  • This pen is crafted from authentic Tiger Stadium seat wood.
  • Measuring 5" long and a slim 7/16" in diameter, this rhodium-plated rollerball pen features the seat wood twice: the barrel is turned from the wood and the painted surface is set in the top. Engraved with ballpark name. Ships with rollerball cartridge (Schmidt P8126 or P8127) and can also accept "Parker style" ballpoint refill cartridges.
  • Officially licensed by Major League Baseball, each pen comes
    gift-boxed with a Certificate of Authenticity.

The 1970's found most Major League Ballparks converting to plastic seats from wood. This product is crafted from the old, wooden seats. Due to the age of the wood and uniqueness of the seats, no two products will be exactly the same. The painted surfaces may be multicolored due to layers of paint.

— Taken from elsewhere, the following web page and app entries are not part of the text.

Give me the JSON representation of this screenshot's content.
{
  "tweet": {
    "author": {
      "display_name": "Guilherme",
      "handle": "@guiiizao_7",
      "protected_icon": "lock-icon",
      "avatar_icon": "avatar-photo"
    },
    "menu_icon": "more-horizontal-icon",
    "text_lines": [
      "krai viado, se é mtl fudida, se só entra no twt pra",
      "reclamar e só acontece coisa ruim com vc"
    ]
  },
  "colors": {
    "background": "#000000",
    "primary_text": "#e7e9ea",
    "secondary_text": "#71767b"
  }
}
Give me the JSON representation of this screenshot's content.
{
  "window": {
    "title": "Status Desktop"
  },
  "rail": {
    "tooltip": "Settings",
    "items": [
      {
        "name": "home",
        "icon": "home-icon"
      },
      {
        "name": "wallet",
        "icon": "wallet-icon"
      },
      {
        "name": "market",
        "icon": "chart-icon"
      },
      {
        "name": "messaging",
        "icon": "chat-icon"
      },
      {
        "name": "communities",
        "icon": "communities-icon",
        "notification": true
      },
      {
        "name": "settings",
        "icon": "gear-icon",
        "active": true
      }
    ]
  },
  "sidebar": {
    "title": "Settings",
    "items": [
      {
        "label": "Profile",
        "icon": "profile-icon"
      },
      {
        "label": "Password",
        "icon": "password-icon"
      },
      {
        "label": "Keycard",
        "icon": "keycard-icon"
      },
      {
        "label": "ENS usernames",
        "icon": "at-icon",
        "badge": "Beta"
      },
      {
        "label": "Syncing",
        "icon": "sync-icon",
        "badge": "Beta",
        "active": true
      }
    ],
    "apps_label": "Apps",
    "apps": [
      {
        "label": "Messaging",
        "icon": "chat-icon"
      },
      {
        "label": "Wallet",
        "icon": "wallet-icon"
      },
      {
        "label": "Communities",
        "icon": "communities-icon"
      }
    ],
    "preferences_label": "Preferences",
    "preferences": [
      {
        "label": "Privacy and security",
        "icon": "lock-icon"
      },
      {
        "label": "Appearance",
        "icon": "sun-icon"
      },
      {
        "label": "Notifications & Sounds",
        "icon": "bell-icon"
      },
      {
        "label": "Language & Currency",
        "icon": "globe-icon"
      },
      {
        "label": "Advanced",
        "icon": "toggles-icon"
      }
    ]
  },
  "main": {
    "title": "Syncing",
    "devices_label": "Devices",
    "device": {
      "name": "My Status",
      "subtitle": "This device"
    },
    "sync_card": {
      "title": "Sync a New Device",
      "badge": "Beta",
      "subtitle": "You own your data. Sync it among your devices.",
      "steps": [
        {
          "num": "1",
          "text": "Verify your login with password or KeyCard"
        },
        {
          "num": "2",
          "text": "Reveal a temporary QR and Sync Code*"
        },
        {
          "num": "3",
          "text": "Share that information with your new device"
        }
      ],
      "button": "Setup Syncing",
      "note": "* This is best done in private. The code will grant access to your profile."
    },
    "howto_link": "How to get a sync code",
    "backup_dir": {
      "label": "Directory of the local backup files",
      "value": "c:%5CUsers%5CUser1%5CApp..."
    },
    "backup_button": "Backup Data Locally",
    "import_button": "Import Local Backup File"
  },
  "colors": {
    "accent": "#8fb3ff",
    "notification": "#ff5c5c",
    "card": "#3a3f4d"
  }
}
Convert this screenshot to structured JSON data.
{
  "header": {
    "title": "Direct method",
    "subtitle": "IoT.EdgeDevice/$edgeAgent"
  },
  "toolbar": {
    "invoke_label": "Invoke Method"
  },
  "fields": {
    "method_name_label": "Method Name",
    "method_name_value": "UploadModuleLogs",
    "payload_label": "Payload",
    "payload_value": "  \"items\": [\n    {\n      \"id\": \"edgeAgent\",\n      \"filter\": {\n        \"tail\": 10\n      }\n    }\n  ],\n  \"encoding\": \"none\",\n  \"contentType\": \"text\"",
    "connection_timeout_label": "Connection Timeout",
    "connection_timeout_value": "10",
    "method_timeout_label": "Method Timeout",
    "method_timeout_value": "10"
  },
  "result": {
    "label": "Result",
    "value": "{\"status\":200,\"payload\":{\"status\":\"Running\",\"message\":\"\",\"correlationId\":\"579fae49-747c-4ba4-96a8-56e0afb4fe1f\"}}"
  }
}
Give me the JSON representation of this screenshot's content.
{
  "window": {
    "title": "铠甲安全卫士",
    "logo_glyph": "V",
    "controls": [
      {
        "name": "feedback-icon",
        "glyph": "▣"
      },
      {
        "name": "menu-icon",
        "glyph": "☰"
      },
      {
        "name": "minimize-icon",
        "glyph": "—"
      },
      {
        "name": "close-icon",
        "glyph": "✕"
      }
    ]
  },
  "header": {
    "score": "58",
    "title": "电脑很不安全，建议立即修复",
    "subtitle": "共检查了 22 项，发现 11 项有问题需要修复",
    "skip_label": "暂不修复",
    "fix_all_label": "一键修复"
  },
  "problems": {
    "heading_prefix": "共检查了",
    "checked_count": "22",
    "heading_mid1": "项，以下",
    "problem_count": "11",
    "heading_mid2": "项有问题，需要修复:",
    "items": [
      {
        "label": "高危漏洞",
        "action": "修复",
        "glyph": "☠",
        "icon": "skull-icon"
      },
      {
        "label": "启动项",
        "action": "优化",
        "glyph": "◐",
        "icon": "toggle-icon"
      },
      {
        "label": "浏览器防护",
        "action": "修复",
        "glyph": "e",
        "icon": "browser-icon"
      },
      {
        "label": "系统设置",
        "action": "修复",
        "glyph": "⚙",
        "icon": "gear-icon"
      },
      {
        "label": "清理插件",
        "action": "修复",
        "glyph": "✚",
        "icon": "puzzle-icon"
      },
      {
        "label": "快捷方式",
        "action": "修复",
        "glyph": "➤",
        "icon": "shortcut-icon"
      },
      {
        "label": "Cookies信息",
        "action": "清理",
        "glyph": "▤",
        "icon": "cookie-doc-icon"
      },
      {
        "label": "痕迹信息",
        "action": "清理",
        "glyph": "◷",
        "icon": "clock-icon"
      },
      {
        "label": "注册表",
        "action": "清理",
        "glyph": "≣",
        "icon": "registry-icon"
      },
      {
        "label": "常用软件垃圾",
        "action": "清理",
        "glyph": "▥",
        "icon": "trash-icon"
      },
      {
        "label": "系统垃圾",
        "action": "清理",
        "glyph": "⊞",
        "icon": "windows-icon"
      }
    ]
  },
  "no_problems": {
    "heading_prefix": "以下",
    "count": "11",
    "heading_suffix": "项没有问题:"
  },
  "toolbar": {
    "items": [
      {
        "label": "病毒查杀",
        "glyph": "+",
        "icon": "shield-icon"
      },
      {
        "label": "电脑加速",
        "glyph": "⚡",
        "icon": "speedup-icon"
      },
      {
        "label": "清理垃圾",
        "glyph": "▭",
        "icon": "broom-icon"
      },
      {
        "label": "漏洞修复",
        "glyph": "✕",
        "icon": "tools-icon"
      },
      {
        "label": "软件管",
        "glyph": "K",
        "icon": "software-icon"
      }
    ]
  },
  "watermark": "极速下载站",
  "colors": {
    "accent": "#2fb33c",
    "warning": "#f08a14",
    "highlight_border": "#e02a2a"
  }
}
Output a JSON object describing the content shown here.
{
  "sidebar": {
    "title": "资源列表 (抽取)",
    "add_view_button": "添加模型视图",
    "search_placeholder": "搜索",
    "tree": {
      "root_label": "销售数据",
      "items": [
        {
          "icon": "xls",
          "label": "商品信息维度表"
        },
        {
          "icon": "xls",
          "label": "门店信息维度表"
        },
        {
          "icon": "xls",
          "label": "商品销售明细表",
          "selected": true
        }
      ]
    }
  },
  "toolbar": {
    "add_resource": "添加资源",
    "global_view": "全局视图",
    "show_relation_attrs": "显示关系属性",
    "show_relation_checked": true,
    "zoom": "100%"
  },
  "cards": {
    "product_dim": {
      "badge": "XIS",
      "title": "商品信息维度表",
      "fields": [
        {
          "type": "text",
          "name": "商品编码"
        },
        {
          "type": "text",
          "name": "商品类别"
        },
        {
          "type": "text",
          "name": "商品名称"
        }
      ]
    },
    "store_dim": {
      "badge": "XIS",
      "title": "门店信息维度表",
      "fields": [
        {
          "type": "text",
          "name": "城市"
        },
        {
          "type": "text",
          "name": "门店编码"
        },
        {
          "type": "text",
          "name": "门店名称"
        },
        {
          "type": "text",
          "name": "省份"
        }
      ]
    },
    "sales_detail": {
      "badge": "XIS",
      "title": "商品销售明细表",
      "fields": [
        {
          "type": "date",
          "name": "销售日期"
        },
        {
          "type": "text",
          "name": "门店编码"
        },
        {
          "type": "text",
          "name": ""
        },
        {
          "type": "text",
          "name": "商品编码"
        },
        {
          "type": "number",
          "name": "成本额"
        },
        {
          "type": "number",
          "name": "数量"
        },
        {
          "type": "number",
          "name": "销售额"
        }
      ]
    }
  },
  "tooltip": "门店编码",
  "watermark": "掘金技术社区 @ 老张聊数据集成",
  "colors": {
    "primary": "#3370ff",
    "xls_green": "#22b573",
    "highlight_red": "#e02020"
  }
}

Warning: This product may contain one or more chemicals known to the State of California to cause cancer or to cause birth defects or other reproductive harm.

Additional Product Information

In 1912, Tiger Stadium, originally called Navin Field after the then-owner Frank Navin, opened the same day as Fenway Park. In 1935 the name was changed to Briggs Stadium and finally became known as Tiger Stadium in 1961. The great Ty Cobb called the place home for fourteen years from the day of its opening until 1926 and it was the site of his 3,000th hit. In 1934 Babe Ruth hit his 700th career home run at Tiger Stadium and, five years later, Lou Gehrig played his last career game there. In 1968 and 1984, Tiger Stadium hosted two triumphant World Series. In 1977 the Tigers sold the stadium to the city of Detroit who then leased it back to the Tigers. During this time, plastic seats replaced green-painted wooden seats, some of which are used to craft this item. In 1999, the Tigers played their last game at Tiger Stadium and beat the Royals before moving to their current home, Comerica Park. In 2005, while the stadium was defunct but still standing, The New York Times called Tiger Stadium a "Baseball Cathedral." Currently, the actual playing field remains in tact - after everything else has been demolished - and is maintained by a group of volunteers and preservationists. For more information, please visit Authentication.